Front Landscaping for a Colonial Home
Symmetry characterizes Colonial and Colonial-style home design, which carries over into landscaping details, especially at the front of the house. Of particular prominence in the home design is the front door, with both architectural and landscape elements calling attention to and leading up to this formal home entrance, which is often flanked by tall, sturdy columns.
Front Yard Trees
Large trees, placed toward the sides of the front yard, are on scale with stately Colonial-style homes and lend an ambiance of strength and permanence. Trees commonly used in Colonial home front landscapes include:
- Magnolia (Magnolia spp.), which is hardy in U.S. Department of Agriculture plant hardiness zones 4 through 12, depending upon the species.
- Sugar maple (Acer saccharum), which is hardy in USDA plant hardiness zones 3 through 8, and red maple (Acer rubrum), hardy in USDA zones 3 through 9.
- Southern live oak (Quercus virginiana), a wide-spreading broadleaf evergreen tree that provides shade and shelter from wind. It is hardy in USDA zones 7b through 10b.
Front Landscape Shrubs
Front landscaping of Colonial homes is minimalist in design and plant selection, with hardy, low-maintenance shrubs providing the backbone of the landscape. The symmetrical designs feature clipped hedges and geometric patterns. Container-grown topiaries often flank the front door.
Front Entrance Walkway
A walkway from the street to the front door should be made of brick or natural stone, such as cobblestones, in keeping with building materials available during Colonial days. A clipped hedge of boxwood (Buxus spp. hardy in USDA zones 4 through 9 depending on type) can line the walkway or provide a boundary around the front yard. Although boxwood needs minimal care, keeping a formal hedge requires clipping it annually. Boxwood varieties have different USDA zones; the the 'Green Mountain' cultivar of common boxwood (Buxus sempervirens 'Green Mountain') is hardy in USDA zones 6 through 8.
Check your location's building codes or city codes, or with your homeowners' association, for any landscape or hardscape regulations before you make changes.
Colonial homes did not have foundation plantings until the Victorian era. Clipped boxwood hedges are sometimes used with modern Colonial-style homes to soften the architectural features while remaining in keeping with commonly used landscape elements.
Modifications for Personal Appeal

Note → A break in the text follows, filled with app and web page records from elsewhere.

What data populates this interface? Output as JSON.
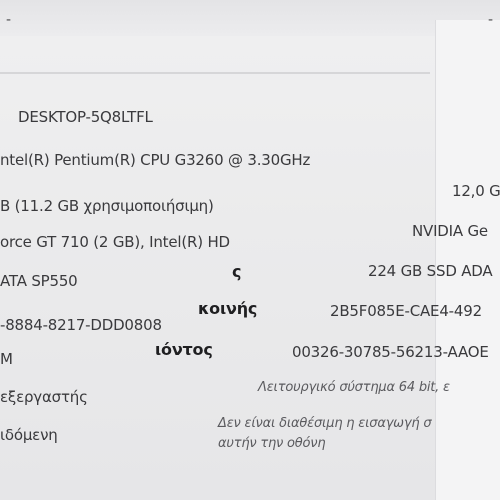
{
  "corner_left": "-",
  "corner_right": "-",
  "left_column": {
    "device_name": "DESKTOP-5Q8LTFL",
    "processor": "ntel(R) Pentium(R) CPU G3260 @ 3.30GHz",
    "ram": "B (11.2 GB χρησιμοποιήσιμη)",
    "graphics": "orce GT 710 (2 GB), Intel(R) HD",
    "storage": "ATA SP550",
    "device_id": "-8884-8217-DDD0808",
    "product_id": "M",
    "system_type": "εξεργαστής",
    "pen_touch": "ιδόμενη"
  },
  "labels": {
    "label_1": "ς",
    "label_2": "κοινής",
    "label_3": "ιόντος"
  },
  "right_column": {
    "ram_value": "12,0 G",
    "graphics_value": "NVIDIA Ge",
    "storage_value": "224 GB SSD ADA",
    "device_id_value": "2B5F085E-CAE4-492",
    "product_id_value": "00326-30785-56213-AAOE",
    "system_type_value": "Λειτουργικό σύστημα 64 bit, ε",
    "pen_touch_value_1": "Δεν είναι διαθέσιμη η εισαγωγή σ",
    "pen_touch_value_2": "αυτήν την οθόνη"
  }
}
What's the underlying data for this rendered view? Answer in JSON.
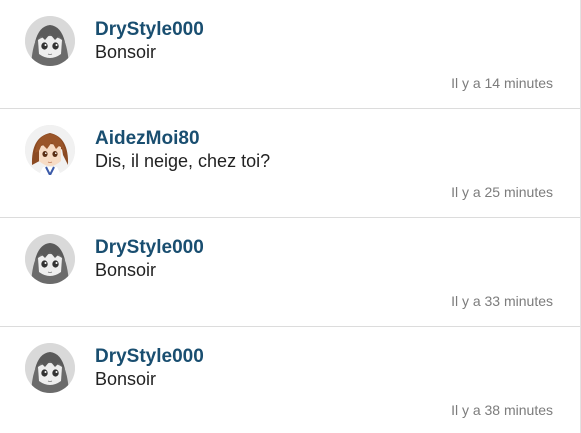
{
  "messages": [
    {
      "user": "DryStyle000",
      "text": "Bonsoir",
      "time": "Il y a 14 minutes",
      "avatar": "gray-anime-avatar"
    },
    {
      "user": "AidezMoi80",
      "text": "Dis, il neige, chez toi?",
      "time": "Il y a 25 minutes",
      "avatar": "brown-hair-anime-avatar"
    },
    {
      "user": "DryStyle000",
      "text": "Bonsoir",
      "time": "Il y a 33 minutes",
      "avatar": "gray-anime-avatar"
    },
    {
      "user": "DryStyle000",
      "text": "Bonsoir",
      "time": "Il y a 38 minutes",
      "avatar": "gray-anime-avatar"
    }
  ],
  "colors": {
    "username": "#194e70",
    "text": "#222222",
    "time": "#7c7c7c",
    "divider": "#dcdcdc"
  }
}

Allow your personality to come through in your landscape design. That advice is supported by David Marciniak, a landscape designer based in Virginia whose tips are in a Landscaping Network website article. Use curving lines for walkways, instead of stern, straight walkways. Consider modern traffic flow by making a sweeping, semicircular driveway in the front yard; the driveway will maintain symmetry of design and provide convenience for visitors.
Although historic homes featured diverse backyard gardens and simple, spare front landscapes, you can create a softer, friendlier approach to your home and still maintain the essence of Colonial authenticity: Combine traditional shrubs with flowering shrubs or perennials for a more colorful palette, and leave shrubbery not clipped or pruned so it keeps its natural form.
For Judy Kilpatrick, gardening is the best mental health therapy of all. Combining her interests in both of these fields, Kilpatrick is a professional flower grower and a practicing, licensed mental health therapist. A graduate of East Carolina University, Kilpatrick writes for national and regional publications.